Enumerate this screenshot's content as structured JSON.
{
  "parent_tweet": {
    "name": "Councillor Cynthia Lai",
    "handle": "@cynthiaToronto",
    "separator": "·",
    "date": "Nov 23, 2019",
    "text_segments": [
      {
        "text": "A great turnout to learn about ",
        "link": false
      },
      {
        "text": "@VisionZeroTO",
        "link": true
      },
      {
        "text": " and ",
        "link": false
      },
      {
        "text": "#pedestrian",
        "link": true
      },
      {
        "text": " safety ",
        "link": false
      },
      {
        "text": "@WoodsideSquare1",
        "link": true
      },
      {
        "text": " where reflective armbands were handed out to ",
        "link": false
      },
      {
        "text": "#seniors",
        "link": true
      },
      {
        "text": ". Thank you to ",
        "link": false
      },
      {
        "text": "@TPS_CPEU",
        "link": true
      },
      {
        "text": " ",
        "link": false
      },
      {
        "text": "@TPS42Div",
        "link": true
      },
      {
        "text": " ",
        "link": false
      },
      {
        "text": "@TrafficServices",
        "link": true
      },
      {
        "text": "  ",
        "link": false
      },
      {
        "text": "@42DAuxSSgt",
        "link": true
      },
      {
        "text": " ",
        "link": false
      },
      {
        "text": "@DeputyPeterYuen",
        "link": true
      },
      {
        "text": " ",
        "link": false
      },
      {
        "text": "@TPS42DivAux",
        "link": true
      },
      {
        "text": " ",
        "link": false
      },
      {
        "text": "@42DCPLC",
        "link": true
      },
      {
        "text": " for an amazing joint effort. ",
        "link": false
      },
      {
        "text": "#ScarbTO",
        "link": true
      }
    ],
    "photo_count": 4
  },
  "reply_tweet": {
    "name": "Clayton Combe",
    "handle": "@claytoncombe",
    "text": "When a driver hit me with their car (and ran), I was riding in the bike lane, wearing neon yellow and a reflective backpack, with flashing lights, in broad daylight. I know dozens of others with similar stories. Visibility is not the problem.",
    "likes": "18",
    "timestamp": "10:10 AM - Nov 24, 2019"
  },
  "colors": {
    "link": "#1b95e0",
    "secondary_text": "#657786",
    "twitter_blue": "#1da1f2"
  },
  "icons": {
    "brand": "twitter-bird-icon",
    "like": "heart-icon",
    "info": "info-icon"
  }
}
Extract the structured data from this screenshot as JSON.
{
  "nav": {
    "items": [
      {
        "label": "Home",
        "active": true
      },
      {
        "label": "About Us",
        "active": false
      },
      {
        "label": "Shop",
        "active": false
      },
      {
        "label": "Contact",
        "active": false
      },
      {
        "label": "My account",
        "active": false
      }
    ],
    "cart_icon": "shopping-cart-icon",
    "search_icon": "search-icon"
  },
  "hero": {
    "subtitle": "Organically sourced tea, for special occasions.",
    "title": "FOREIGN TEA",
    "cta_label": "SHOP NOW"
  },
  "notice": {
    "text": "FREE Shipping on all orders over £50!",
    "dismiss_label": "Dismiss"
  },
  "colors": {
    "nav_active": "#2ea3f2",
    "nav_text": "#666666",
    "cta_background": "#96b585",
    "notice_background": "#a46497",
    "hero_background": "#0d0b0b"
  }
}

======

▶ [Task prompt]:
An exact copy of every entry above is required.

▶ [Result of this exercise]:
Enumerate this screenshot's content as structured JSON.
{
  "parent_tweet": {
    "name": "Councillor Cynthia Lai",
    "handle": "@cynthiaToronto",
    "separator": "·",
    "date": "Nov 23, 2019",
    "text_segments": [
      {
        "text": "A great turnout to learn about ",
        "link": false
      },
      {
        "text": "@VisionZeroTO",
        "link": true
      },
      {
        "text": " and ",
        "link": false
      },
      {
        "text": "#pedestrian",
        "link": true
      },
      {
        "text": " safety ",
        "link": false
      },
      {
        "text": "@WoodsideSquare1",
        "link": true
      },
      {
        "text": " where reflective armbands were handed out to ",
        "link": false
      },
      {
        "text": "#seniors",
        "link": true
      },
      {
        "text": ". Thank you to ",
        "link": false
      },
      {
        "text": "@TPS_CPEU",
        "link": true
      },
      {
        "text": " ",
        "link": false
      },
      {
        "text": "@TPS42Div",
        "link": true
      },
      {
        "text": " ",
        "link": false
      },
      {
        "text": "@TrafficServices",
        "link": true
      },
      {
        "text": "  ",
        "link": false
      },
      {
        "text": "@42DAuxSSgt",
        "link": true
      },
      {
        "text": " ",
        "link": false
      },
      {
        "text": "@DeputyPeterYuen",
        "link": true
      },
      {
        "text": " ",
        "link": false
      },
      {
        "text": "@TPS42DivAux",
        "link": true
      },
      {
        "text": " ",
        "link": false
      },
      {
        "text": "@42DCPLC",
        "link": true
      },
      {
        "text": " for an amazing joint effort. ",
        "link": false
      },
      {
        "text": "#ScarbTO",
        "link": true
      }
    ],
    "photo_count": 4
  },
  "reply_tweet": {
    "name": "Clayton Combe",
    "handle": "@claytoncombe",
    "text": "When a driver hit me with their car (and ran), I was riding in the bike lane, wearing neon yellow and a reflective backpack, with flashing lights, in broad daylight. I know dozens of others with similar stories. Visibility is not the problem.",
    "likes": "18",
    "timestamp": "10:10 AM - Nov 24, 2019"
  },
  "colors": {
    "link": "#1b95e0",
    "secondary_text": "#657786",
    "twitter_blue": "#1da1f2"
  },
  "icons": {
    "brand": "twitter-bird-icon",
    "like": "heart-icon",
    "info": "info-icon"
  }
}
Extract the structured data from this screenshot as JSON.
{
  "nav": {
    "items": [
      {
        "label": "Home",
        "active": true
      },
      {
        "label": "About Us",
        "active": false
      },
      {
        "label": "Shop",
        "active": false
      },
      {
        "label": "Contact",
        "active": false
      },
      {
        "label": "My account",
        "active": false
      }
    ],
    "cart_icon": "shopping-cart-icon",
    "search_icon": "search-icon"
  },
  "hero": {
    "subtitle": "Organically sourced tea, for special occasions.",
    "title": "FOREIGN TEA",
    "cta_label": "SHOP NOW"
  },
  "notice": {
    "text": "FREE Shipping on all orders over £50!",
    "dismiss_label": "Dismiss"
  },
  "colors": {
    "nav_active": "#2ea3f2",
    "nav_text": "#666666",
    "cta_background": "#96b585",
    "notice_background": "#a46497",
    "hero_background": "#0d0b0b"
  }
}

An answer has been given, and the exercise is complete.